One example of the district’s recent restitution collection efforts was in the case of U.S.v. Carol Landesman, a Gresham, Oregon psychologist who created false invoices to send to a Catholic diocese for counseling services she did not actually provide. The defendant was ordered to pay restitution in the amount of $113,770, all of which was paid in full at sentencing. Not all cases result in such swift collections, however, and the FLU often spends years pursuing restitution payments from defendants who attempt to hide assets and evade their obligations to fully repay their victims.
One such example of a case requiring ongoing collection efforts over the past year is in the case of U.S. v. Pavel Tokar, who was sentenced in 2006 for fraud and ordered to pay over $90,000 in restitution. After ten years, the defendant had paid less than $10,000 back to his victims. After reviewing several questionable property transactions and scheduling the defendant’s spouse for a deposition to more fully probe the defendant’s financial circumstances, the defendant paid the remaining $81,000 balance in full to avoid further collection efforts.
The largest civil collections were from affirmative civil enforcement cases, in which the United States recovered government money lost to fraud or other misconduct or collected fines imposed on individuals or corporations for violations of federal health, safety, civil rights or environmental laws. In addition, civil debts were collected on behalf of several federal agencies, including the U.S. Department of Housing and Urban Development, Health and Human Services, Internal Revenue Service, Small Business Administration and Department of Education.
The single largest civil collection over the past year came from the office’s resolution of a civil fraud case against Holiday Corporation, which operated senior living facilities throughout the country. The investigation, which was prompted by allegations brought by former employees, revealed improper receipt by Holiday of veteran’s benefit payments for care that was not provided, and for care to ineligible veterans. For example, it revealed that Holiday Corporation had falsified information indicating that veterans were entitled to benefits for assistance with their daily living, when in fact those funds were actually paid to Holiday for rent.
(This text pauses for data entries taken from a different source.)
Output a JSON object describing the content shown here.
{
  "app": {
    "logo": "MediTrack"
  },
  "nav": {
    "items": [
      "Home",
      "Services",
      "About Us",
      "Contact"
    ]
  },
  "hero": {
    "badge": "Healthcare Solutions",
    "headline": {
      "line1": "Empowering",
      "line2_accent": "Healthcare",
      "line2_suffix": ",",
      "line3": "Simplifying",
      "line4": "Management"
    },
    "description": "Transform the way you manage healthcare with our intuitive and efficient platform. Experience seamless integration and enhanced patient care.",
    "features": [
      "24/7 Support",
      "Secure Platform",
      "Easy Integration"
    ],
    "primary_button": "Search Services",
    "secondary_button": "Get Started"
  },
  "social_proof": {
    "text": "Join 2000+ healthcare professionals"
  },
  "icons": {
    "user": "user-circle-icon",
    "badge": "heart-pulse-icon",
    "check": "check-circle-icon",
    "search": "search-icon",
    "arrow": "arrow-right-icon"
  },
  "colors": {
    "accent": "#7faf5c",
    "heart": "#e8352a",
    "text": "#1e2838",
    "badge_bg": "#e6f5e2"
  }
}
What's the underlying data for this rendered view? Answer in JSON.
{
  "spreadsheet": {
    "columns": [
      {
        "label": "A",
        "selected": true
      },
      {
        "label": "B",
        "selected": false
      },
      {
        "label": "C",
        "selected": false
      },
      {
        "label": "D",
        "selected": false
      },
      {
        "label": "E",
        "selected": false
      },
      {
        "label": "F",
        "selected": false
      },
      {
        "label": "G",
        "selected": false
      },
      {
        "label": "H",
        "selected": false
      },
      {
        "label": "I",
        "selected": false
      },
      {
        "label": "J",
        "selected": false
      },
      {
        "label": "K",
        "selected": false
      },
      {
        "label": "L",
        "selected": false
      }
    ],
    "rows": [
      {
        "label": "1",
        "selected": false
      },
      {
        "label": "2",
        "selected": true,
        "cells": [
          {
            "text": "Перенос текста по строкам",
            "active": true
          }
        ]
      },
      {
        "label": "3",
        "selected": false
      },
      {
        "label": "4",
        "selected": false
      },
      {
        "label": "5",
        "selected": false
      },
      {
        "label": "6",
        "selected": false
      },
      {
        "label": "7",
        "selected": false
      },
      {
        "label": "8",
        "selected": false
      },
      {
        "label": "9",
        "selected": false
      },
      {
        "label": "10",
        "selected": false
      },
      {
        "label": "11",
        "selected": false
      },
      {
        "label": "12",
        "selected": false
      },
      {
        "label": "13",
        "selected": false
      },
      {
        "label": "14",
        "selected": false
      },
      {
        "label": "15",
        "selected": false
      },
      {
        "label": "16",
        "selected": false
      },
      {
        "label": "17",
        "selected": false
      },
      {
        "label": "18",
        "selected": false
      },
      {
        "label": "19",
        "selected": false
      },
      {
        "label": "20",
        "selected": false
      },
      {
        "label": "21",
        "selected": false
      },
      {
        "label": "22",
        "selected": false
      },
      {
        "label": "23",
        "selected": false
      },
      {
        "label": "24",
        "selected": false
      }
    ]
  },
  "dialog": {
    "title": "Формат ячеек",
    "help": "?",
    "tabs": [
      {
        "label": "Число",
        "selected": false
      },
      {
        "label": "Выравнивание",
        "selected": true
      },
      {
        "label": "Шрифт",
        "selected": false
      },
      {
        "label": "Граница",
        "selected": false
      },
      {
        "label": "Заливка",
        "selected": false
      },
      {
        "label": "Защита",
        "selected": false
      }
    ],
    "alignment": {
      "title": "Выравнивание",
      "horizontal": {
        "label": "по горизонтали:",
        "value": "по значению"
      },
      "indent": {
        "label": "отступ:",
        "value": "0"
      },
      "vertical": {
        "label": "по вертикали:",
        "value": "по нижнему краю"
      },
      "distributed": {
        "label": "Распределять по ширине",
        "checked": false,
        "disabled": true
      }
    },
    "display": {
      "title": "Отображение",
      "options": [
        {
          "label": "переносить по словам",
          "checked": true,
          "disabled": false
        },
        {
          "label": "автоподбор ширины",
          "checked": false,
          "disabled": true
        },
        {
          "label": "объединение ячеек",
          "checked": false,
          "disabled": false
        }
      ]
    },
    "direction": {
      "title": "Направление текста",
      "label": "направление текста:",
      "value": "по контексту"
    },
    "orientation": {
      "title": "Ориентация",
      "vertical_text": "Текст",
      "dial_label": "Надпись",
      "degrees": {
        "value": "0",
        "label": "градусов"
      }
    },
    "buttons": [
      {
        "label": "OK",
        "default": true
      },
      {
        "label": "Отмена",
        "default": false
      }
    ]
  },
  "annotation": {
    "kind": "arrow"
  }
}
The settlement agreement included collection of $8.86 million from Holiday.
In another example of civil collections, the U.S. Attorney’s Office and the Oregon State Department of Justice worked jointly to resolve both civil and criminal matters against Tran Pharmacy and its owner for billing Medicare and Medicaid for prescriptions that were filled with generic fish oil capsules. As part of the settlement, the defendant paid over $800,000 to federal and state agencies. One final example includes a civil fraud case against Skamania Public Utility District, which was accused of overstating power line miles to the Bonneville Power Administration (BPA), thereby causing BPA to provide Skamania with a greater discount on its power costs than Skamania was entitled to receive. As part of its settlement, Skamania paid $725,236 to the government.